They seem to be great servers... lots of capacity for RAM, lots of CPU strength, and I love the rack mounting rail system. I also like the iDRAC service processors.

What's not to like? The back of the chassis is too thick (or the DE9 console port is recessed too far). Either way, most of the serial console adapters (DE9 to RJ45) won't fit well, and provide reliable connections, unless you grind down the cases of the adapters. And, since the adapter vendors don't offer to sell you a "trimmed" version, that job is going to cost you extra, somehow. Hey, maybe we can get the intern to do it? ;-)

I'm *really* glad that the serial consoles are still on the back of the servers, but if you are going to put them there, it seems to me that making the serial adapters fit should be part of the plan to have them on the server.

The one adapter I've found that works on the R620 series servers is from Cyclades (ADB0036). Yes, you can still get them from CDW. Fortunately, our latest batch went into racks with Cyclades TS2000. But, I did need to modify SO MANY of the Lantronix adapters that I made a custom jig for a Dremel router, to get consistent results.

Clue number two: On the R620, ttyS0 goes tot he iDRAC, and ttyS1 goes to the DE9 on the rear of the server.
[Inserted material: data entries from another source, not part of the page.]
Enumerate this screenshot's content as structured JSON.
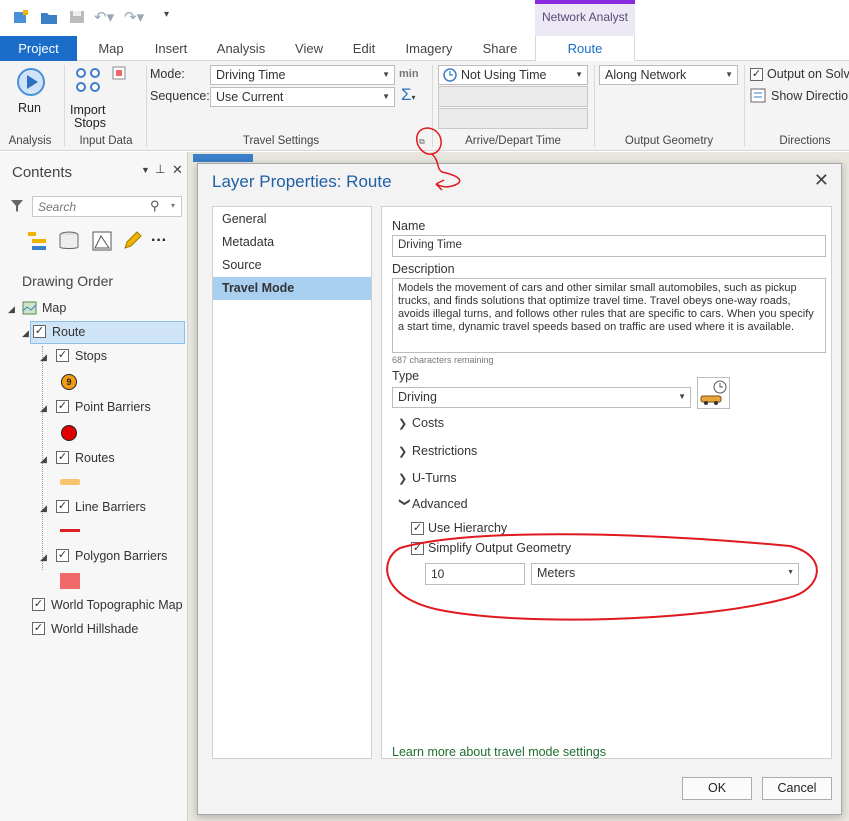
{
  "tabs": {
    "project": "Project",
    "map": "Map",
    "insert": "Insert",
    "analysis": "Analysis",
    "view": "View",
    "edit": "Edit",
    "imagery": "Imagery",
    "share": "Share",
    "context_group": "Network Analyst",
    "route": "Route"
  },
  "ribbon": {
    "run": "Run",
    "import_stops_1": "Import",
    "import_stops_2": "Stops",
    "groups": {
      "analysis": "Analysis",
      "input_data": "Input Data",
      "travel_settings": "Travel Settings",
      "arrive_depart": "Arrive/Depart Time",
      "output_geometry": "Output Geometry",
      "directions": "Directions"
    },
    "mode_label": "Mode:",
    "mode_value": "Driving Time",
    "mode_unit": "min",
    "sequence_label": "Sequence:",
    "sequence_value": "Use Current",
    "time_value": "Not Using Time",
    "output_geometry_value": "Along Network",
    "output_on_solve": "Output on Solve",
    "show_directions": "Show Directions"
  },
  "contents": {
    "title": "Contents",
    "search_placeholder": "Search",
    "drawing_order": "Drawing Order",
    "layers": {
      "map": "Map",
      "route": "Route",
      "stops": "Stops",
      "stops_symbol": "9",
      "point_barriers": "Point Barriers",
      "routes": "Routes",
      "line_barriers": "Line Barriers",
      "polygon_barriers": "Polygon Barriers",
      "world_topo": "World Topographic Map",
      "world_hillshade": "World Hillshade"
    }
  },
  "dialog": {
    "title": "Layer Properties: Route",
    "nav": [
      "General",
      "Metadata",
      "Source",
      "Travel Mode"
    ],
    "name_label": "Name",
    "name_value": "Driving Time",
    "description_label": "Description",
    "description_value": "Models the movement of cars and other similar small automobiles, such as pickup trucks, and finds solutions that optimize travel time. Travel obeys one-way roads, avoids illegal turns, and follows other rules that are specific to cars. When you specify a start time, dynamic travel speeds based on traffic are used where it is available.",
    "chars_remaining": "687 characters remaining",
    "type_label": "Type",
    "type_value": "Driving",
    "sections": [
      "Costs",
      "Restrictions",
      "U-Turns",
      "Advanced"
    ],
    "use_hierarchy": "Use Hierarchy",
    "simplify_output": "Simplify Output Geometry",
    "simplify_value": "10",
    "simplify_unit": "Meters",
    "learn_more": "Learn more about travel mode settings",
    "ok": "OK",
    "cancel": "Cancel"
  },
  "colors": {
    "accent": "#1a6dc9",
    "context": "#8a2be2",
    "annotation": "#e0191e",
    "stops": "#f39c12",
    "point_barriers": "#e00000",
    "routes": "#f7c46c",
    "line_barriers": "#e02020",
    "polygon_barriers": "#f06a6a"
  }
}
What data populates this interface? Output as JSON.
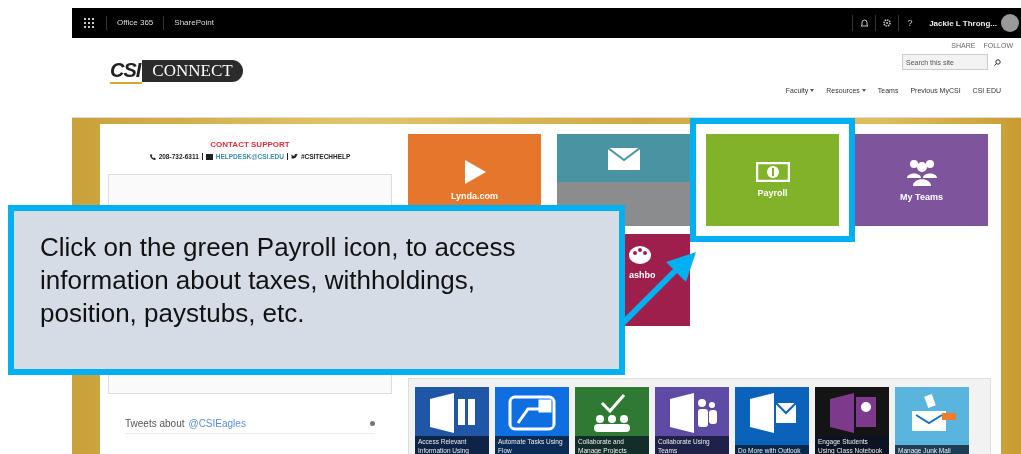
{
  "topbar": {
    "items": [
      "Office 365",
      "SharePoint"
    ],
    "help": "?",
    "user": "Jackie L Throng..."
  },
  "header": {
    "logo": {
      "part_1": "CSI",
      "part_2": "CONNECT"
    },
    "actions": [
      "SHARE",
      "FOLLOW"
    ],
    "search": {
      "placeholder": "Search this site"
    },
    "nav": [
      {
        "label": "Faculty",
        "dropdown": true
      },
      {
        "label": "Resources",
        "dropdown": true
      },
      {
        "label": "Teams",
        "dropdown": false
      },
      {
        "label": "Previous MyCSI",
        "dropdown": false
      },
      {
        "label": "CSI EDU",
        "dropdown": false
      }
    ]
  },
  "contact": {
    "title": "CONTACT SUPPORT",
    "phone": "208-732-6311",
    "email": "HELPDESK@CSI.EDU",
    "hashtag": "#CSITECHHELP"
  },
  "tiles": [
    {
      "kind": "play",
      "label": "Lynda.com",
      "color": "#e5762b",
      "highlighted": false
    },
    {
      "kind": "mail",
      "color": "#4a93a3",
      "highlighted": false
    },
    {
      "kind": "money",
      "label": "Payroll",
      "color": "#80b22a",
      "highlighted": true
    },
    {
      "kind": "people",
      "label": "My Teams",
      "color": "#7e559c",
      "highlighted": false
    },
    {
      "kind": "palette",
      "label": "ashbo",
      "color": "#9e1f4b",
      "highlighted": false
    }
  ],
  "apps": [
    {
      "kind": "delve",
      "label": "Access Relevant Information Using",
      "color": "#1f56a5"
    },
    {
      "kind": "flow",
      "label": "Automate Tasks Using Flow",
      "color": "#0f6fe0"
    },
    {
      "kind": "planner",
      "label": "Collaborate and Manage Projects",
      "color": "#2f7a33"
    },
    {
      "kind": "teams",
      "label": "Collaborate Using Teams",
      "color": "#5d4ba6"
    },
    {
      "kind": "outlook",
      "label": "Do More with Outlook",
      "color": "#0a63b8"
    },
    {
      "kind": "onenote",
      "label": "Engage Students Using Class Notebook",
      "color": "#141414"
    },
    {
      "kind": "junk",
      "label": "Manage Junk Mail",
      "color": "#5ab5de"
    }
  ],
  "tweets": {
    "prefix": "Tweets about",
    "handle": "@CSIEagles"
  },
  "callout": {
    "text": "Click on the green Payroll icon, to access information about taxes, withholdings, position, paystubs, etc."
  }
}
You will need to start an agetty for BOTH of these, if you want to be able to use both of them.

My other big projects are nearly done, and I plan to post much more often this summer. Thanks for reading.
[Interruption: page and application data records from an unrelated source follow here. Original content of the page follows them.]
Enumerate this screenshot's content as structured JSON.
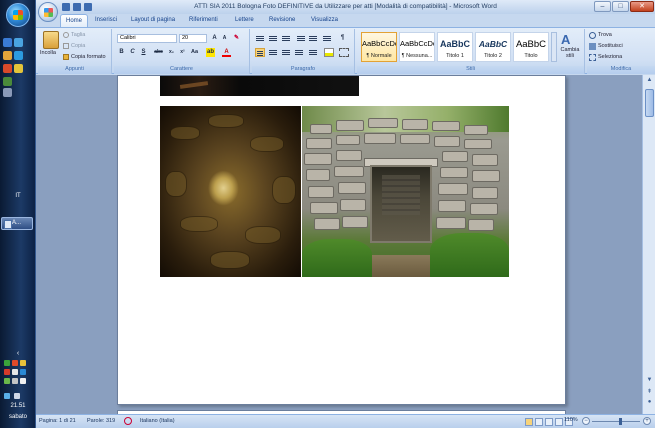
{
  "window": {
    "title": "ATTI SIA 2011 Bologna Foto DEFINITIVE da Utilizzare per atti [Modalità di compatibilità] - Microsoft Word"
  },
  "tabs": [
    "Home",
    "Inserisci",
    "Layout di pagina",
    "Riferimenti",
    "Lettere",
    "Revisione",
    "Visualizza"
  ],
  "ribbon": {
    "clipboard": {
      "paste": "Incolla",
      "cut": "Taglia",
      "copy": "Copia",
      "format_painter": "Copia formato",
      "label": "Appunti"
    },
    "font": {
      "name": "Calibri",
      "size": "20",
      "label": "Carattere"
    },
    "paragraph": {
      "label": "Paragrafo"
    },
    "styles": {
      "items": [
        {
          "preview": "AaBbCcDc",
          "name": "¶ Normale"
        },
        {
          "preview": "AaBbCcDc",
          "name": "¶ Nessuna..."
        },
        {
          "preview": "AaBbC",
          "name": "Titolo 1"
        },
        {
          "preview": "AaBbC",
          "name": "Titolo 2"
        },
        {
          "preview": "AaBbC",
          "name": "Titolo"
        }
      ],
      "change_styles": "Cambia stili",
      "label": "Stili"
    },
    "editing": {
      "find": "Trova",
      "replace": "Sostituisci",
      "select": "Seleziona",
      "label": "Modifica"
    }
  },
  "status": {
    "page": "Pagina: 1 di 21",
    "words": "Parole: 319",
    "language": "Italiano (Italia)",
    "zoom": "110%"
  },
  "taskbar": {
    "task_label": "A...",
    "time": "21.51",
    "day": "sabato",
    "side_label": "IT"
  }
}
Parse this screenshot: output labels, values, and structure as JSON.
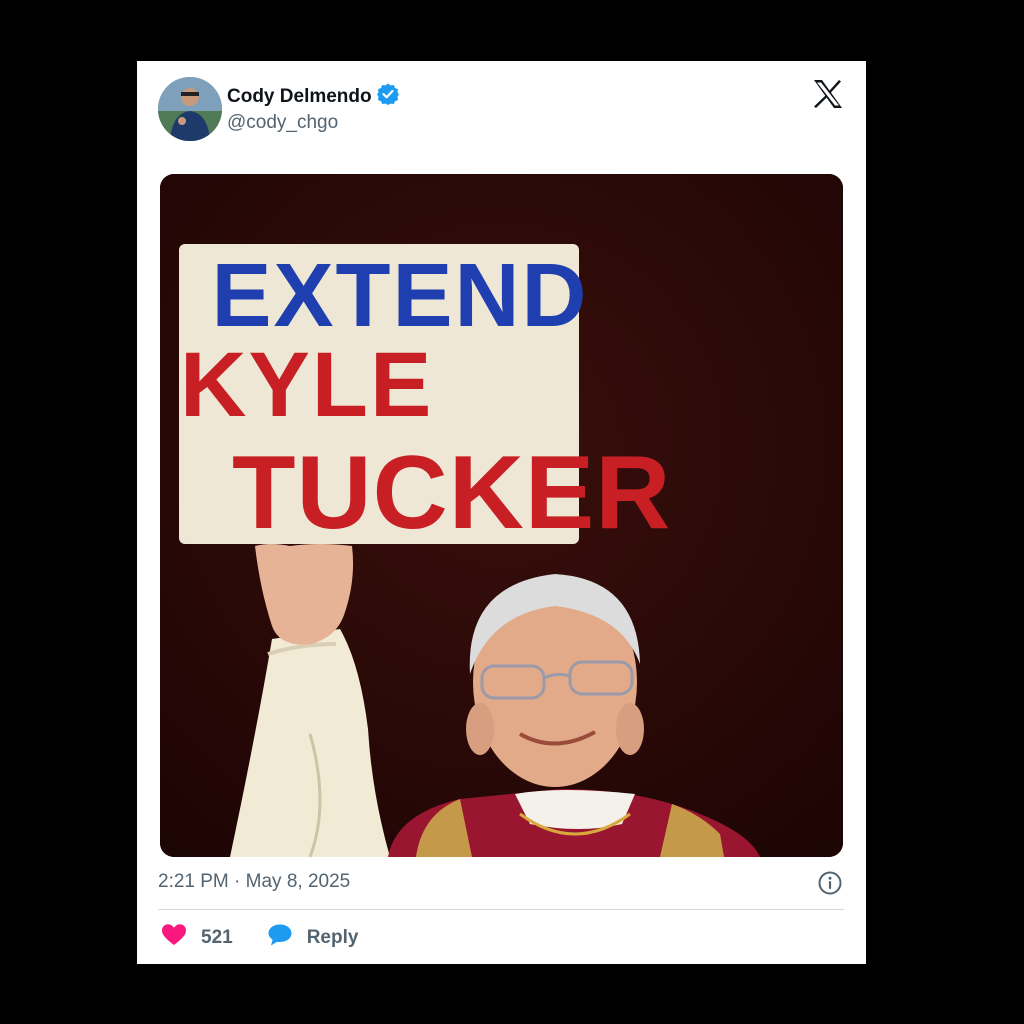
{
  "author": {
    "name": "Cody Delmendo",
    "handle": "@cody_chgo",
    "verified": true
  },
  "media": {
    "sign_lines": [
      "EXTEND",
      "KYLE",
      "TUCKER"
    ],
    "colors": {
      "line1": "#1f3fb0",
      "lines2_3": "#c81f24"
    }
  },
  "tweet": {
    "timestamp": "2:21 PM · May 8, 2025"
  },
  "actions": {
    "likes": "521",
    "reply_label": "Reply"
  },
  "icons": {
    "verified": "verified-badge-icon",
    "platform": "x-logo-icon",
    "info": "info-icon",
    "like": "heart-icon",
    "reply": "speech-bubble-icon"
  },
  "colors": {
    "accent": "#1d9bf0",
    "like": "#f91880",
    "text": "#0f1419",
    "muted": "#536471"
  }
}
My first impressions of the Redpark serial cable and Get Console

I'm reviewing them together, as I don't see an easy way to use the cable with another app (yet).
My first attempts were hampered by some Bluetooth weirdness between my iPad 1 and my ZAGGmate keyboard. A hard-reset of the iPad seemed to straighten that out. Since then, I have had good luck using the ZAGGmate with Get Console in both portrait and landscape modes. I'm a bit let down that the top speed is 'only' 57.6 Kbps, as I have a handful of console ports running at 115.2 Kbps. That said, it does perform well at those speeds which it does support.
There is no built-in method to email your log files, but you can copy them to the cut-and-paste buffer,and then paste it into the email app of your choice.
It makes the Escape key sequences visible! This is a BIG plus in my book! If you are working with conserver, this will help you spot devices which are prone to fill your logs with extra characters.
The earlier assertion that the application will only work with Cisco devices seems to be incorrect! That is, with a proper adapter, you can connect the cable to almost any device. Using a CFDTE92 adapter, I can connect to the DE9M com port on most Intel-based servers. (Check my Cisco console connection guide page for more clues, http://www.conserver.com/consoles/Cisco/ciscocons.html )
The cable is about 6' long, with a slender cable. The jacket feels a bit like Teflon, and the RJ45M connector has a molded strain relief, which will likely improve the service life. (That would be great, given the cost of the cable!) It is lightweight, and it looks like a high-quality part. The folks at Redpark have been known for the high quality of their products in the past, and I expect good things from this new product.
I have tried the combination with a variety of non-network devices as well, and I seem to be able to talk to them without needing to do any fussing with the signaling wires. I can't promise that it will work with anything, but the Get Console app running 'stand-alone' (without needing to connect to their website) seems to be a useful basic terminal emulator, if you need a wired serial connection. The cable has made a good addition to my iPad gear bag.
Testing the Get Console website service will need to wait for another post.